Comment: Raising Questions About Perspectives on Black Lone Motherhood
MIRI SONG a1 fn1 and ROSALIND EDWARDS a2 fn2
a1 Department of Sociology and Social Anthropology, University of Kent.
a2 Social Science Research Centre, South Bank University.
‘Race’ and ethnicity have been muted features of British academic social policy debates around lone motherhood and in the stance taken by organisations representing lone parents. However, black lone motherhood is now receiving attention in both black, and white-dominated media. In this article, we examine the ways different groups of people in Britain address – or avoid – black lone motherhood. We raise a number of questions for social policy researchers to consider around whether and how black lone motherhood may be constructed and discussed.(Received June 22 1995)
(Accepted February 14 1996)
fn1 Lecturer in Sociology, Department of Sociology and Social Anthropology, University of Kent.

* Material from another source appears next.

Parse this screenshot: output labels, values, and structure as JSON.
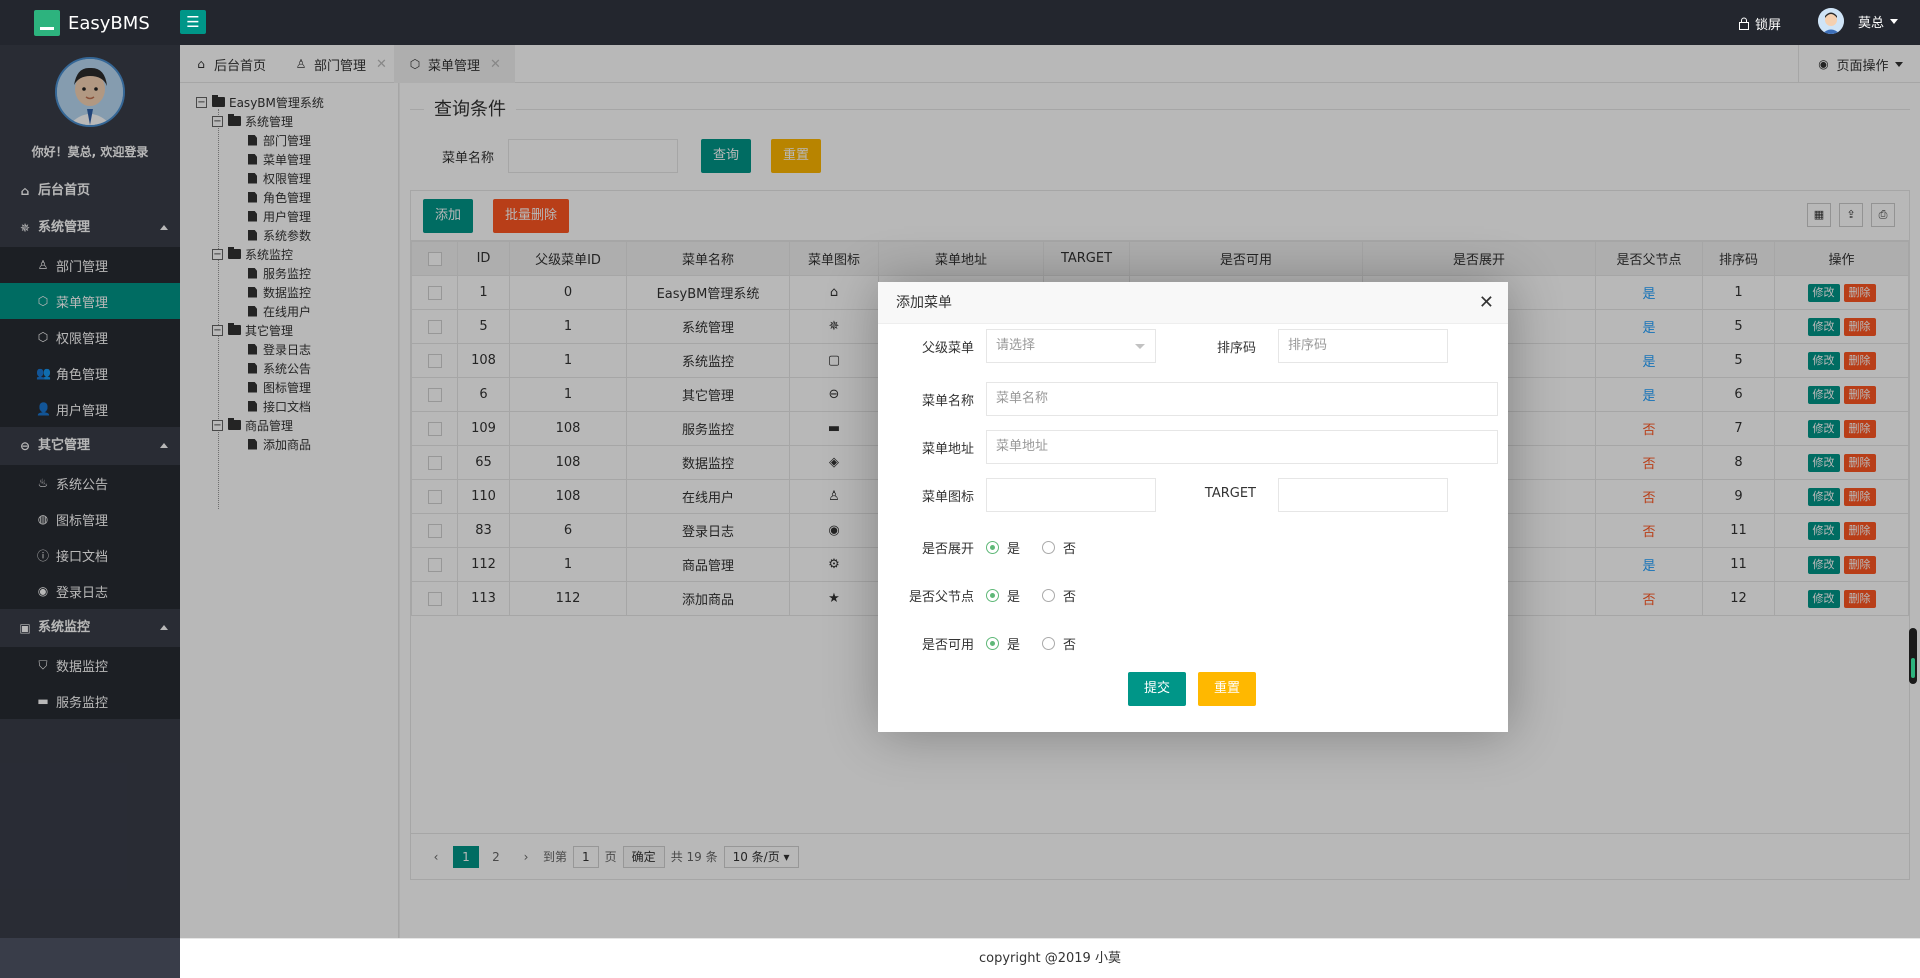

fn2 Reader in Social Policy, Social Science Research Centre, South Bank University.